*What to work on*.
From the entries below, list each line with "title".

*Saved data entries*.
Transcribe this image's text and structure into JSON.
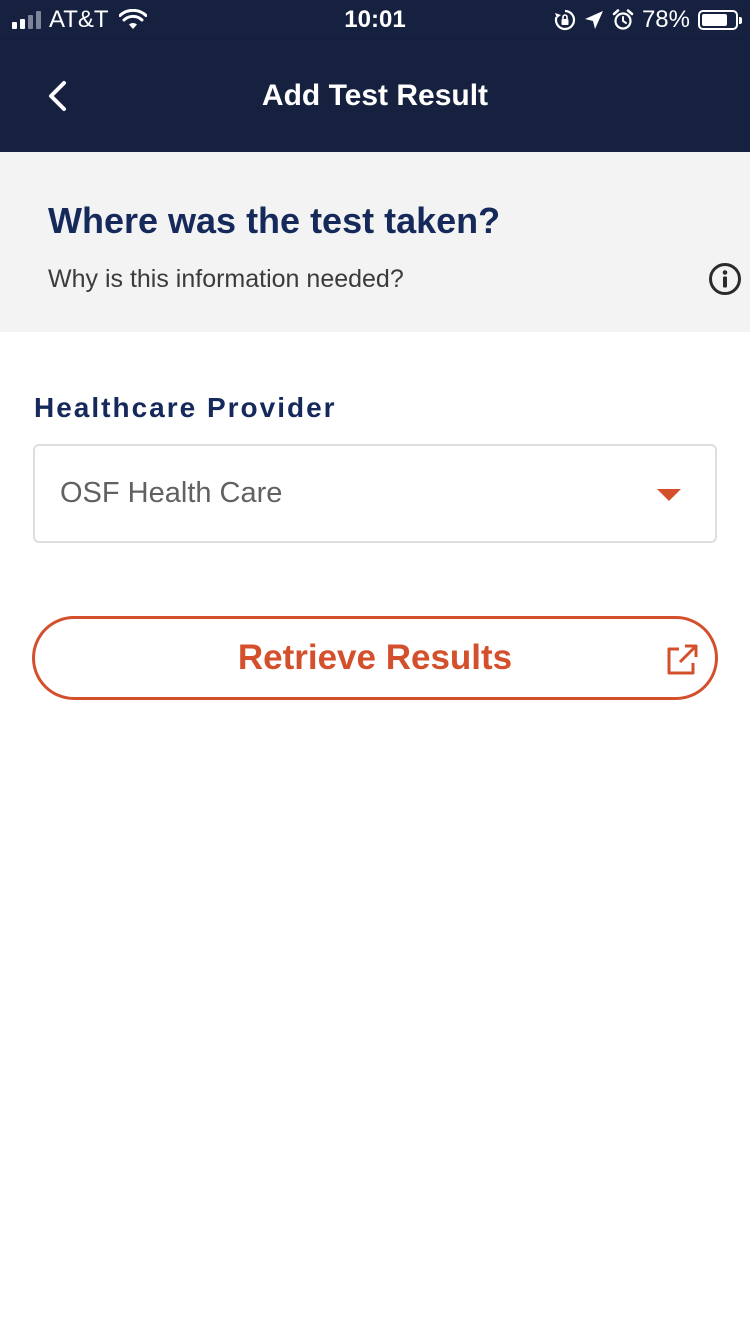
{
  "status_bar": {
    "carrier": "AT&T",
    "time": "10:01",
    "battery_percent": "78%",
    "battery_level": 0.78,
    "signal_bars": 2,
    "icons": [
      "signal-icon",
      "wifi-icon",
      "orientation-lock-icon",
      "location-icon",
      "alarm-icon",
      "battery-icon"
    ]
  },
  "nav": {
    "title": "Add Test Result",
    "back_icon": "chevron-left-icon"
  },
  "question": {
    "title": "Where was the test taken?",
    "why_text": "Why is this information needed?",
    "info_icon": "info-icon"
  },
  "form": {
    "provider_label": "Healthcare Provider",
    "provider_value": "OSF Health Care",
    "dropdown_icon": "caret-down-icon"
  },
  "actions": {
    "retrieve_label": "Retrieve Results",
    "retrieve_icon": "external-link-icon"
  },
  "colors": {
    "navy": "#15213f",
    "heading": "#15295a",
    "accent": "#d4502d",
    "panel_bg": "#f3f3f3"
  }
}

*Solution*.
    "title": "Add Test Result",
    "title": "Where was the test taken?",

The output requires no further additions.